_Your task_.
Below are the records; copy each line in them that holds the word "content".

══ Data supplied ══

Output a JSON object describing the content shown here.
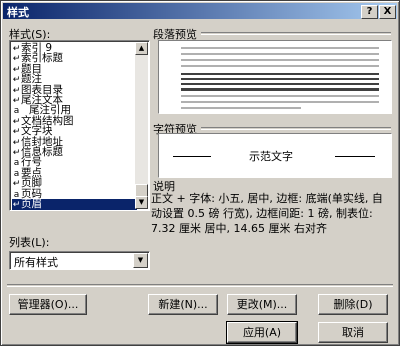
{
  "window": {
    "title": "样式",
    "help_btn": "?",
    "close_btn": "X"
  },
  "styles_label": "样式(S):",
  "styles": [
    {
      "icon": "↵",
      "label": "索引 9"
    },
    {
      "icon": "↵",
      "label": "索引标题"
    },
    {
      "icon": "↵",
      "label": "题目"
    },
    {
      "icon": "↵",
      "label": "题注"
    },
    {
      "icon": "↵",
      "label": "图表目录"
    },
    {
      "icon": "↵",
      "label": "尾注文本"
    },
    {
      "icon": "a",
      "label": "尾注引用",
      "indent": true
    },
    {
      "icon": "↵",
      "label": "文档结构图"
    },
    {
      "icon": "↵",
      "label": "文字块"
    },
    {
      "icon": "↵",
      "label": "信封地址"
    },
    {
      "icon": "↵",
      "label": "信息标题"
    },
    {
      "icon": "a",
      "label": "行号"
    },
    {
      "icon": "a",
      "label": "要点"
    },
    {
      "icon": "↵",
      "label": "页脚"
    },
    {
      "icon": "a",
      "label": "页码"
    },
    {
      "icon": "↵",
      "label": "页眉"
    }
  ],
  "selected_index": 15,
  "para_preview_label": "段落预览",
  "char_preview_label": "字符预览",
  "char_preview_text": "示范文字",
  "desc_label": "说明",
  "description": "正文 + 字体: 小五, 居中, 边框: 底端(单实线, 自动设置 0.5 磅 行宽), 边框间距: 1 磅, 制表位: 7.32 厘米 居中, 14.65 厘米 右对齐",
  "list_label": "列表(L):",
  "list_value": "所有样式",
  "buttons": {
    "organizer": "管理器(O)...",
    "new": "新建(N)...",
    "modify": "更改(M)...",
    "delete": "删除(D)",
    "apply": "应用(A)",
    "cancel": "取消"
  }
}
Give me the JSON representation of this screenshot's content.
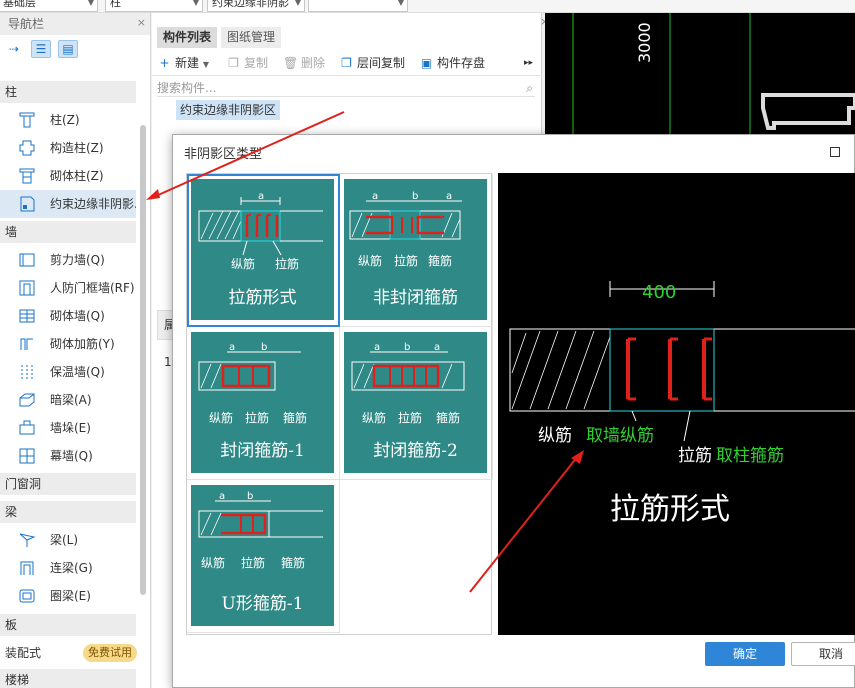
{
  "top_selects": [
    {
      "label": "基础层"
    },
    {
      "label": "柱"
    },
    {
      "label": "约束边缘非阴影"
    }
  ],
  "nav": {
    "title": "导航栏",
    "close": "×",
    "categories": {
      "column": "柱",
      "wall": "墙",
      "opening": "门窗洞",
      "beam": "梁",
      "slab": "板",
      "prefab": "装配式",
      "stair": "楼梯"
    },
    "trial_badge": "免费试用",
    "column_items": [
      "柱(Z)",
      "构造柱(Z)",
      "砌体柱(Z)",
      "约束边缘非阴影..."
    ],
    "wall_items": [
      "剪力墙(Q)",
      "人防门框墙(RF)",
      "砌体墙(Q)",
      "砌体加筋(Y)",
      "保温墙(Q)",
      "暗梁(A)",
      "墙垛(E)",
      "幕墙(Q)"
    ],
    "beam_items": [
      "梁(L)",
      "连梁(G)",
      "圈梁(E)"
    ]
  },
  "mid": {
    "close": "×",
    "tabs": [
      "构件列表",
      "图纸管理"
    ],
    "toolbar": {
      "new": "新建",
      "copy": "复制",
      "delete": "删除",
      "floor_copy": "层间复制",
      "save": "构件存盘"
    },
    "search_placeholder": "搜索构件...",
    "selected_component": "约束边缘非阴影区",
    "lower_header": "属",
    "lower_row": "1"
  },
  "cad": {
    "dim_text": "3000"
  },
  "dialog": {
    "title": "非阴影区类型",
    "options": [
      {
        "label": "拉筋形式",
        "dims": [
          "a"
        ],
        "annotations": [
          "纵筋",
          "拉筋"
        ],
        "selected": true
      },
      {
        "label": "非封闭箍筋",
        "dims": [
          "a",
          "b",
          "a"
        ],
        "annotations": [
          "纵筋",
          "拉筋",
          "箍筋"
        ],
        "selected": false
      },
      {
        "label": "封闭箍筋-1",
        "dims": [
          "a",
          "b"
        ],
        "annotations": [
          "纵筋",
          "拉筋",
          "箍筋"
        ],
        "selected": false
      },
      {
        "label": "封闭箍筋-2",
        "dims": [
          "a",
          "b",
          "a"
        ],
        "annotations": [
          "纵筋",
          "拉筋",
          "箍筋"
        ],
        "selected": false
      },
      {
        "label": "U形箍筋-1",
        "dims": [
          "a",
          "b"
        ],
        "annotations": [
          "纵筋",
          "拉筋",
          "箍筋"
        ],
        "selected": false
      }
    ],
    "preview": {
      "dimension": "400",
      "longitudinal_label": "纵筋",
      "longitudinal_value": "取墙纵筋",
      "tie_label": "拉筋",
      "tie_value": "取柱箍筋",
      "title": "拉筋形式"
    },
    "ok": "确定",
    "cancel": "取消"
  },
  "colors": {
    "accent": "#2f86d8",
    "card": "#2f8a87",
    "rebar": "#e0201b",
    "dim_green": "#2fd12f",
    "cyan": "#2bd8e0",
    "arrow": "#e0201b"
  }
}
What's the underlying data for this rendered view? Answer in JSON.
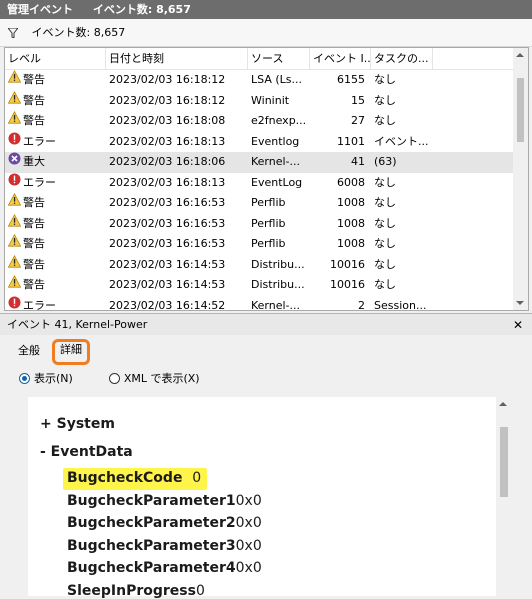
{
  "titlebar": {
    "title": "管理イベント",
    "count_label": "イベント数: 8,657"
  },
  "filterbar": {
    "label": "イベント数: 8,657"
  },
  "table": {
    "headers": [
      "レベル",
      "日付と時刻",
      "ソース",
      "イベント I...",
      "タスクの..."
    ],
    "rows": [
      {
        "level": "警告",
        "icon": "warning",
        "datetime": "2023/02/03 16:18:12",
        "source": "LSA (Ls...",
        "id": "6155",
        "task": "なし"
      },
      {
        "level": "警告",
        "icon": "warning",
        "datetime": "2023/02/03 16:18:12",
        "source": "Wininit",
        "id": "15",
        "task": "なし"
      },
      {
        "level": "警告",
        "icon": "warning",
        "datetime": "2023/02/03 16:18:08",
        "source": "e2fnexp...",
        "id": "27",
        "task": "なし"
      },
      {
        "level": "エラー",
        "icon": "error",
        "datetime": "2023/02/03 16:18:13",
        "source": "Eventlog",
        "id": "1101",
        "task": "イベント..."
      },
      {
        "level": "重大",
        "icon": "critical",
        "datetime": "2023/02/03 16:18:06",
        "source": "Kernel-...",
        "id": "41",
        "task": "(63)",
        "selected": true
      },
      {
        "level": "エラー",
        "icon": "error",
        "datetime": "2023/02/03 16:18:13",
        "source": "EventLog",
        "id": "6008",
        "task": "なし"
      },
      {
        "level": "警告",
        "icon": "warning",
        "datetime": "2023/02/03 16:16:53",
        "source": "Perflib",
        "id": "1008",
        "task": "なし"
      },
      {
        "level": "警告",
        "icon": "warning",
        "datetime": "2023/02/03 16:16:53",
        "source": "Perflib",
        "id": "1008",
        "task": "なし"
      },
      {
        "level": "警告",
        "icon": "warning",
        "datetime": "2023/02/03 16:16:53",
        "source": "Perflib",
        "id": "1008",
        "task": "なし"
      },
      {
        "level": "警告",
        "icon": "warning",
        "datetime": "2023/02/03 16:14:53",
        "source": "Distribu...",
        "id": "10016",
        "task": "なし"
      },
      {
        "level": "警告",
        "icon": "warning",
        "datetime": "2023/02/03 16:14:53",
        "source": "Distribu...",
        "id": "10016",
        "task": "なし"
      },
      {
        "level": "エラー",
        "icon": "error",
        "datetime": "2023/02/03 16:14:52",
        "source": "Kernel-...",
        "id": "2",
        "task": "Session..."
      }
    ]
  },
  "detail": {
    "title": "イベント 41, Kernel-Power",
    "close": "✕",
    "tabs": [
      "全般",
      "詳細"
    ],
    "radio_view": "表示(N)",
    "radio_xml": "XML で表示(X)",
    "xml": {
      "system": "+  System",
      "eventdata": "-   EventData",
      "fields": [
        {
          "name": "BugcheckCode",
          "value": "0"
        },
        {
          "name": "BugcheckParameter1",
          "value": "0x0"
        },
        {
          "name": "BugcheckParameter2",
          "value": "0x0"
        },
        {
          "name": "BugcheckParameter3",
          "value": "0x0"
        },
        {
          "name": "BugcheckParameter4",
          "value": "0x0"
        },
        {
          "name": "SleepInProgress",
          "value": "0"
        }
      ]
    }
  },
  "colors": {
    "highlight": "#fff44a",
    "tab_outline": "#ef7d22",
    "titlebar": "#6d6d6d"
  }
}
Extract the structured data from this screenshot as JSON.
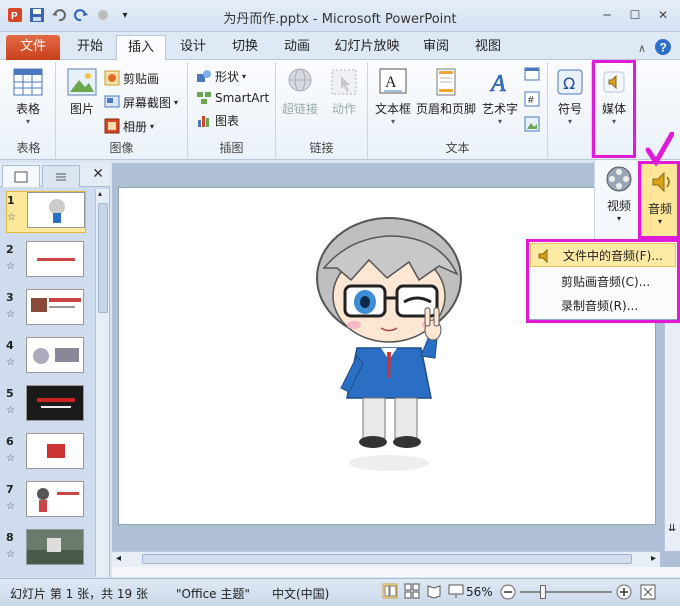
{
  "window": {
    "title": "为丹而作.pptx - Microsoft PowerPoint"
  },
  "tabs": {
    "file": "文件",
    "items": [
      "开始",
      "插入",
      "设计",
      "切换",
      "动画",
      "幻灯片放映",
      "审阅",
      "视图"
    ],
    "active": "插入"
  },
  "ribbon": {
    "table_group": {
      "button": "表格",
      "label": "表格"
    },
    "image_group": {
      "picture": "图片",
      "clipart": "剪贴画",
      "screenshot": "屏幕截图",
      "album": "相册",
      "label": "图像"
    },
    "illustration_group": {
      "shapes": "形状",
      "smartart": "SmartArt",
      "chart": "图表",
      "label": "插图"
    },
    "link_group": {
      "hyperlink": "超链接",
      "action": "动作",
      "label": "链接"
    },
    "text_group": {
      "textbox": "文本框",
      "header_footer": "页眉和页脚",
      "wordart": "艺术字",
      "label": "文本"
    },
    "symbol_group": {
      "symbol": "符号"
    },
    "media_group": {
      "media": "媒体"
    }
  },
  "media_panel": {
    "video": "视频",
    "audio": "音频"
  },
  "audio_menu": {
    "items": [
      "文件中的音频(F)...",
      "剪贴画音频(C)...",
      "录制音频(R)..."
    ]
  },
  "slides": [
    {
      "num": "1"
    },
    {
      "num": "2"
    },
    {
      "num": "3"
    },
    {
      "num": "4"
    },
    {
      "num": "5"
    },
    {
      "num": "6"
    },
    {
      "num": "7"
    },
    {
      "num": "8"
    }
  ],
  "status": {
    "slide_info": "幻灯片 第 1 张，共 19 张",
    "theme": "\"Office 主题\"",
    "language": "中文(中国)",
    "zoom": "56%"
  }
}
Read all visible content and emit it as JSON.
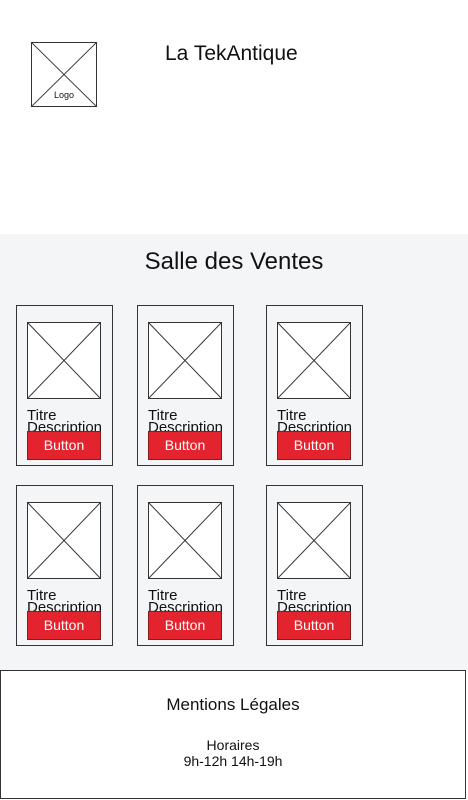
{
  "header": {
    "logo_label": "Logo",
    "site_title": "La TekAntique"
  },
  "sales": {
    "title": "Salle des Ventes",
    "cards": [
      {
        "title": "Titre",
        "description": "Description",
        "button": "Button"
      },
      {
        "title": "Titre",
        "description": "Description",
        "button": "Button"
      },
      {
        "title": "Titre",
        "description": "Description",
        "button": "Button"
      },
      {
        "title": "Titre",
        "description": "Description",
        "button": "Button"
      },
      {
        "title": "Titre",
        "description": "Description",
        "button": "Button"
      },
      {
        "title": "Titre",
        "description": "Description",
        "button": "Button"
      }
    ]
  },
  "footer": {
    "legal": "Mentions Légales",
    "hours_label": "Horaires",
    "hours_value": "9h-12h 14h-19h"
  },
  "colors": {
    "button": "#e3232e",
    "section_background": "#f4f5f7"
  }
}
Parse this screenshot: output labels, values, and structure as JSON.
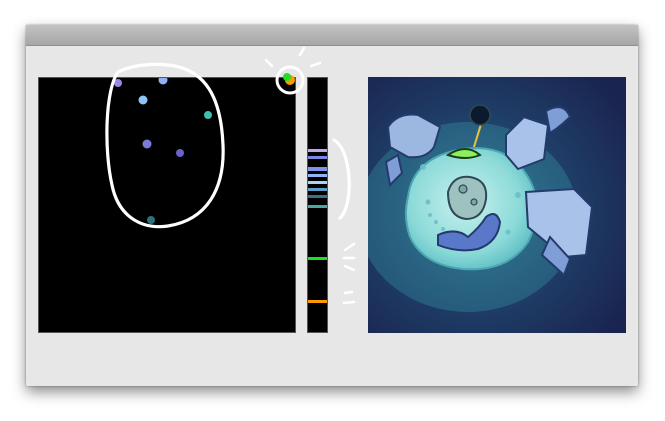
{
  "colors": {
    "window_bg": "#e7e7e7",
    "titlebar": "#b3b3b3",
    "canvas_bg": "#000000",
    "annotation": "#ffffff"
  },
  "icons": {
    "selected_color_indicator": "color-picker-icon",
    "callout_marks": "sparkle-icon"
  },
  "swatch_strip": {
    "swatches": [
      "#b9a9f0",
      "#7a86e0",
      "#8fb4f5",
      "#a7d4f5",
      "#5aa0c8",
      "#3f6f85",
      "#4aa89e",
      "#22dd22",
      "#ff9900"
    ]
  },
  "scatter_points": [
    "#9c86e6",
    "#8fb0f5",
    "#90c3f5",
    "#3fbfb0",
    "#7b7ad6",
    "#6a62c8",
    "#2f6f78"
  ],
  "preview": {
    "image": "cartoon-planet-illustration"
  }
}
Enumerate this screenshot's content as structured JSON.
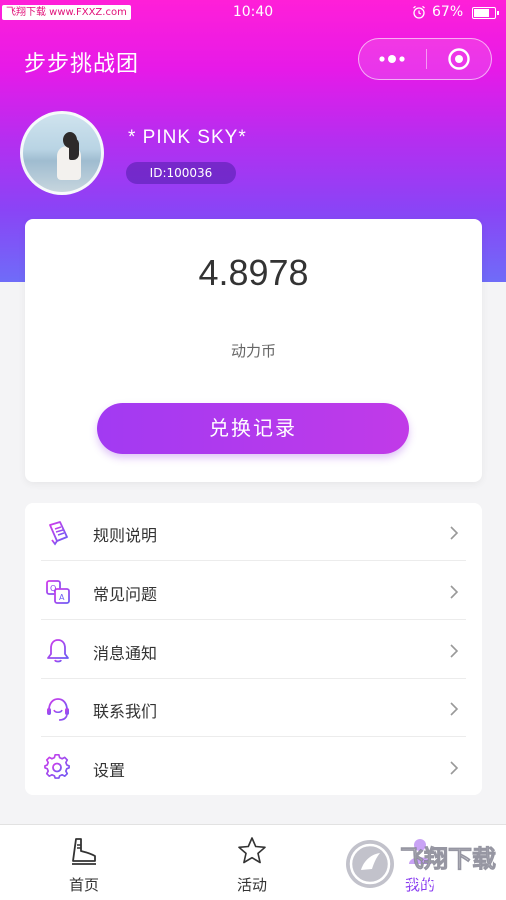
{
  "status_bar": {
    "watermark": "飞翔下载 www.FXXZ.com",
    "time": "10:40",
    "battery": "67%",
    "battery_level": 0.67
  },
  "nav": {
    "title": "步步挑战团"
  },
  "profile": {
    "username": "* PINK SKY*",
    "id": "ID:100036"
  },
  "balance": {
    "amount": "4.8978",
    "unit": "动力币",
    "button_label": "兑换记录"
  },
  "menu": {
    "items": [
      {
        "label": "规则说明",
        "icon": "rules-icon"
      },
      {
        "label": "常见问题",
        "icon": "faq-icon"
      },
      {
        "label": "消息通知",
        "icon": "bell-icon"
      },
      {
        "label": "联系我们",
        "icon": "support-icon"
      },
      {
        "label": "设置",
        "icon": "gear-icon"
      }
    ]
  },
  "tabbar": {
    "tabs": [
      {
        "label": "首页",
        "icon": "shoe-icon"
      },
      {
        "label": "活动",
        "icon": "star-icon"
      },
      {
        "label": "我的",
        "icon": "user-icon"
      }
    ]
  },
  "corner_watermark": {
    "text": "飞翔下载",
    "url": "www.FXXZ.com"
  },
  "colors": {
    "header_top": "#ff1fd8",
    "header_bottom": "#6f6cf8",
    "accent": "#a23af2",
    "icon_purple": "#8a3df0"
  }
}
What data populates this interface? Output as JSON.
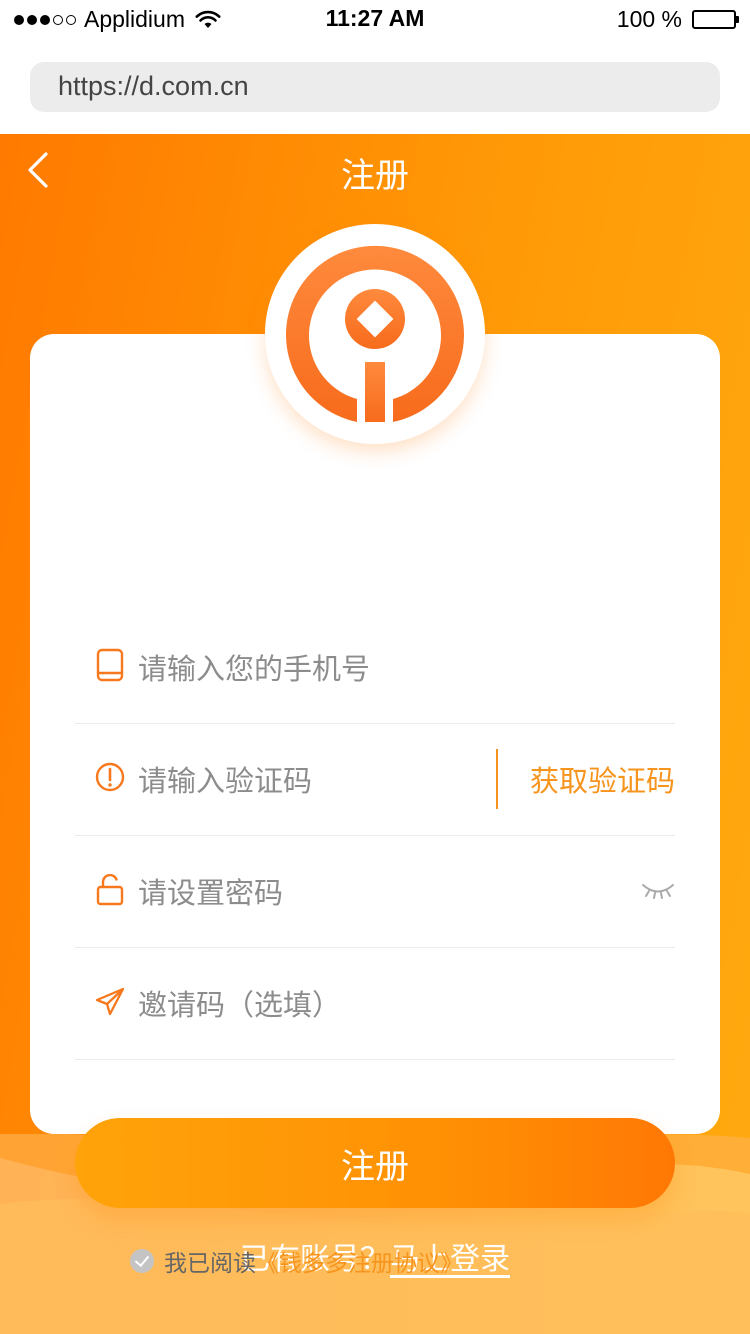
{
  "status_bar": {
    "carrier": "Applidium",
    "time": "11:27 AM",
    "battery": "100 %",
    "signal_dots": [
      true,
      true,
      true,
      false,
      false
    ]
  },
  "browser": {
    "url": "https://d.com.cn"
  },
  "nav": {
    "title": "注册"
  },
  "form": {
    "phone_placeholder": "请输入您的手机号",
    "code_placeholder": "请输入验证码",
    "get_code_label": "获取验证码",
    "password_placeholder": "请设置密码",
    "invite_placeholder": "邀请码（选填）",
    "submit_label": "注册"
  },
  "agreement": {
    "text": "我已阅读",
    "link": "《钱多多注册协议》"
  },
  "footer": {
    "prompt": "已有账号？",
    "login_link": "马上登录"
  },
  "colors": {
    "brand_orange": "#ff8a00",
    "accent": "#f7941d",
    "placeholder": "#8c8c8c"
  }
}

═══

_Solution below_.
Output a JSON object describing the content shown here.
Give me the JSON representation of this screenshot's content.
Read all visible content and emit it as JSON.
Enumerate this screenshot's content as structured JSON.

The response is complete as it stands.